Never Done: 100 Years of Women in Politics and Beyond takes the 100th anniversary of the 19th Amendment as the occasion for an exploration of the issues and challenges women in the United States have faced, and continue to face, in politics and society. The exhibition will serve as a campus and community hub for action and activism during the run up to the 2020 United States presidential election and post-election.
Installed in the gallery will be work by 100 women artists. The center of the gallery will hold a framework replica of the Wesleyan Chapel—site of the first suffrage meeting in 1848 in Seneca Falls, New York. The exhibition is intended as a space for debate, discussion, and dialogue: for visitors who gather there; among the artists exhibited; and between the artists and the original suffragists, in a symbolic conversation across time that both critiques and expands on the suffragists’ initial accomplishment.
Never Done and its related programming will look at institutional structures that create power hierarchies impacting women across all aspects of society, including media bias, access to funds, and backlash against women seeking power. The exhibition will also consider the role of race and economics in shaping women’s participation in politics—for example, the relative disenfranchisement of women of color and low-income women far beyond the 19th Amendment.

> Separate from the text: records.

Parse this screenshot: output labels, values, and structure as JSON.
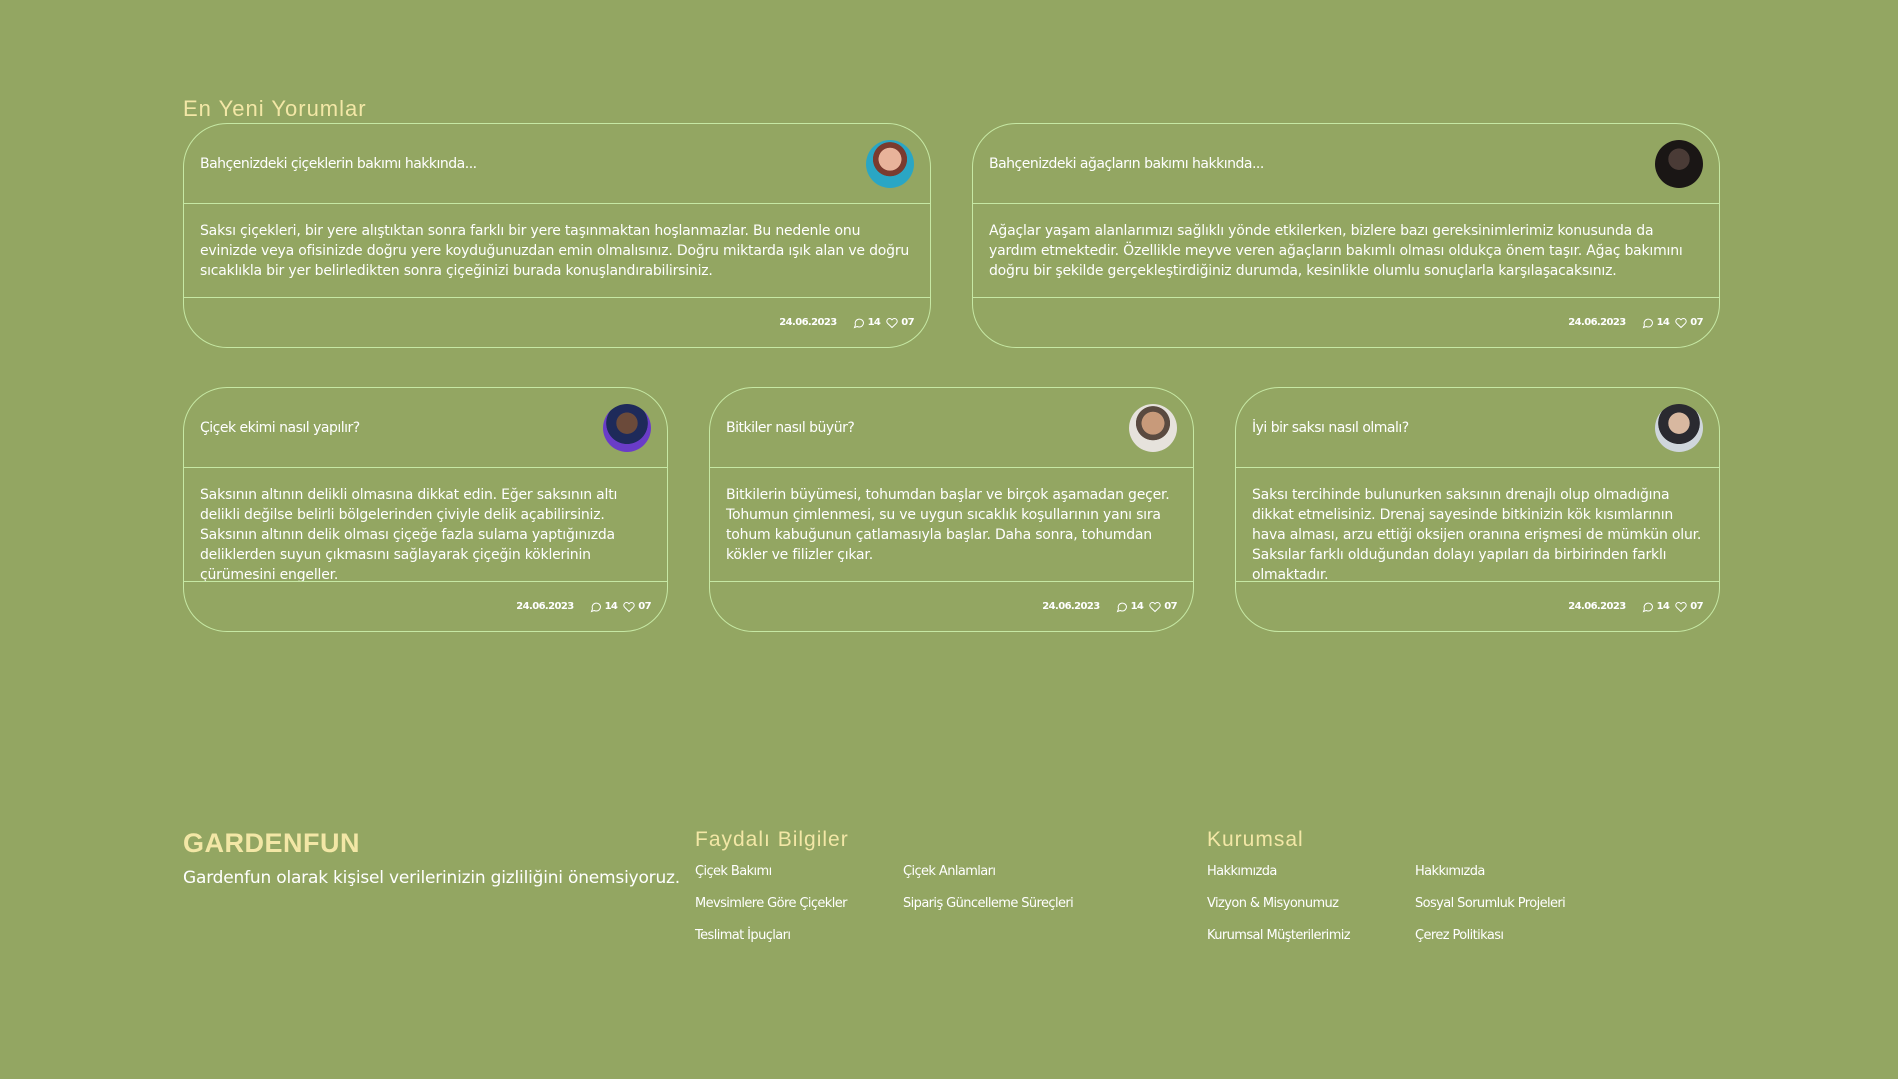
{
  "comments_section": {
    "title": "En Yeni Yorumlar",
    "cards": [
      {
        "title": "Bahçenizdeki çiçeklerin bakımı hakkında...",
        "body": "Saksı çiçekleri, bir yere alıştıktan sonra farklı bir yere taşınmaktan hoşlanmazlar. Bu nedenle onu evinizde veya ofisinizde doğru yere koyduğunuzdan emin olmalısınız. Doğru miktarda ışık alan ve doğru sıcaklıkla bir yer belirledikten sonra çiçeğinizi burada konuşlandırabilirsiniz.",
        "date": "24.06.2023",
        "comments": "14",
        "likes": "07"
      },
      {
        "title": "Bahçenizdeki ağaçların bakımı hakkında...",
        "body": "Ağaçlar yaşam alanlarımızı sağlıklı yönde etkilerken, bizlere bazı gereksinimlerimiz konusunda da yardım etmektedir. Özellikle meyve veren ağaçların bakımlı olması oldukça önem taşır. Ağaç bakımını doğru bir şekilde gerçekleştirdiğiniz durumda, kesinlikle olumlu sonuçlarla karşılaşacaksınız.",
        "date": "24.06.2023",
        "comments": "14",
        "likes": "07"
      },
      {
        "title": "Çiçek ekimi nasıl yapılır?",
        "body": "Saksının altının delikli olmasına dikkat edin. Eğer saksının altı delikli değilse belirli bölgelerinden çiviyle delik açabilirsiniz. Saksının altının delik olması çiçeğe fazla sulama yaptığınızda deliklerden suyun çıkmasını sağlayarak çiçeğin köklerinin çürümesini engeller.",
        "date": "24.06.2023",
        "comments": "14",
        "likes": "07"
      },
      {
        "title": "Bitkiler nasıl büyür?",
        "body": "Bitkilerin büyümesi, tohumdan başlar ve birçok aşamadan geçer. Tohumun çimlenmesi, su ve uygun sıcaklık koşullarının yanı sıra tohum kabuğunun çatlamasıyla başlar. Daha sonra, tohumdan kökler ve filizler çıkar.",
        "date": "24.06.2023",
        "comments": "14",
        "likes": "07"
      },
      {
        "title": "İyi bir saksı nasıl olmalı?",
        "body": "Saksı tercihinde bulunurken saksının drenajlı olup olmadığına dikkat etmelisiniz. Drenaj sayesinde bitkinizin kök kısımlarının hava alması, arzu ettiği oksijen oranına erişmesi de mümkün olur. Saksılar farklı olduğundan dolayı yapıları da birbirinden farklı olmaktadır.",
        "date": "24.06.2023",
        "comments": "14",
        "likes": "07"
      }
    ]
  },
  "footer": {
    "brand": "GARDENFUN",
    "description": "Gardenfun olarak kişisel verilerinizin gizliliğini önemsiyoruz.",
    "faydali": {
      "title": "Faydalı Bilgiler",
      "links": [
        "Çiçek Bakımı",
        "Çiçek Anlamları",
        "Mevsimlere Göre Çiçekler",
        "Sipariş Güncelleme Süreçleri",
        "Teslimat İpuçları"
      ]
    },
    "kurumsal": {
      "title": "Kurumsal",
      "links": [
        "Hakkımızda",
        "Hakkımızda",
        "Vizyon & Misyonumuz",
        "Sosyal Sorumluk Projeleri",
        "Kurumsal Müşterilerimiz",
        "Çerez Politikası"
      ]
    }
  },
  "colors": {
    "background": "#93a662",
    "accent_text": "#f3e7a6",
    "card_border": "#c6e8a4"
  },
  "icons": [
    "comment-icon",
    "heart-icon"
  ]
}
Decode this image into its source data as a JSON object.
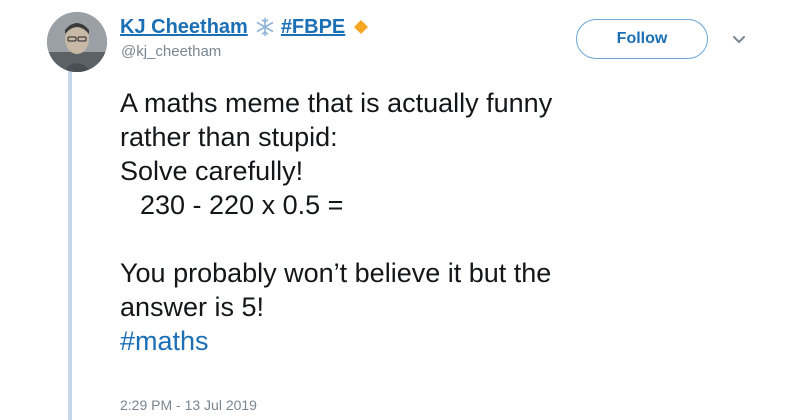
{
  "author": {
    "display_name": "KJ Cheetham",
    "tag": "#FBPE",
    "handle": "@kj_cheetham"
  },
  "actions": {
    "follow_label": "Follow"
  },
  "tweet": {
    "lines": [
      "A maths meme that is actually funny",
      "rather than stupid:",
      "Solve carefully!",
      "230 - 220 x 0.5 =",
      "You probably won’t believe it but the",
      "answer is 5!"
    ],
    "hashtag": "#maths",
    "timestamp": "2:29 PM - 13 Jul 2019"
  },
  "icons": {
    "snowflake": "snowflake-icon",
    "diamond": "orange-diamond-icon",
    "chevron": "chevron-down-icon"
  },
  "colors": {
    "link_blue": "#1b6fb5",
    "thread_line": "#c4d7e8",
    "diamond_orange": "#f5a623",
    "snowflake_blue": "#8fb4da"
  }
}
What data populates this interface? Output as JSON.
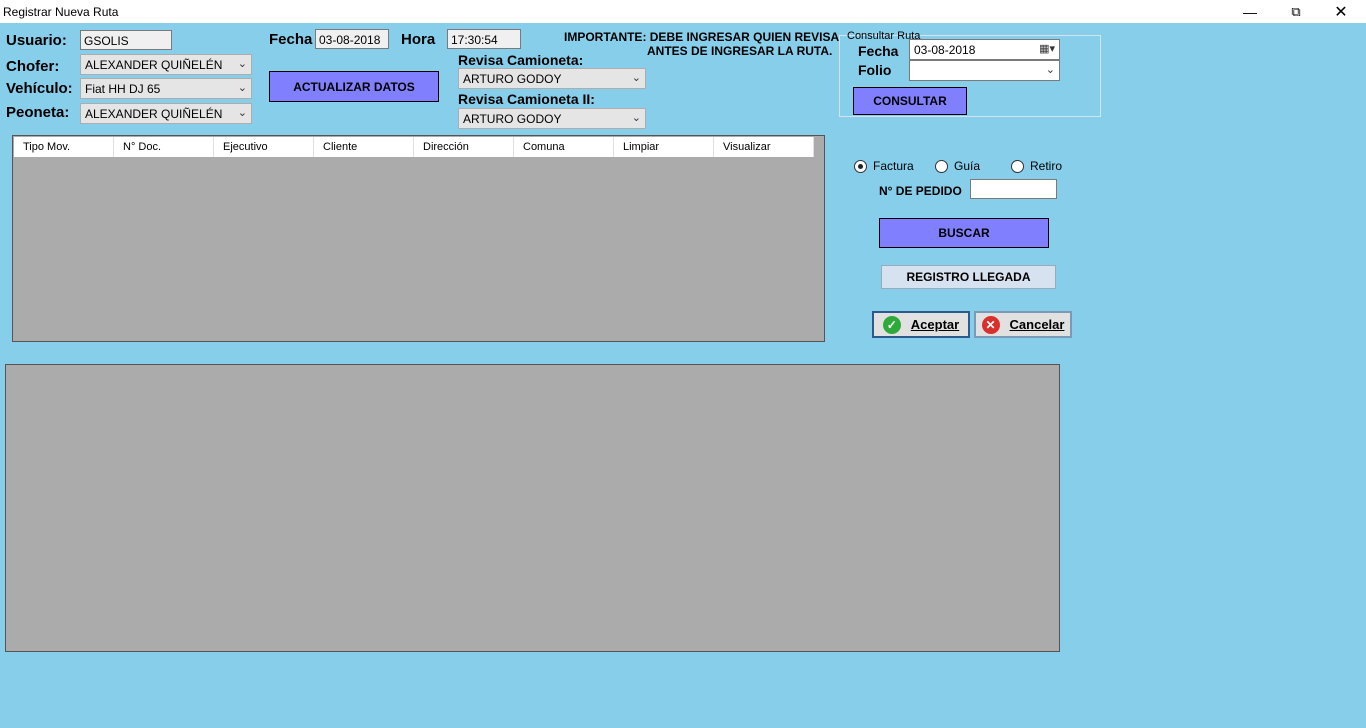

A concurrent exhibition in the Winter Gallery will explore the history of Skidmore women in politics from 1920 to the present, drawing on materials from the Scribner Library Archives and Special Collections.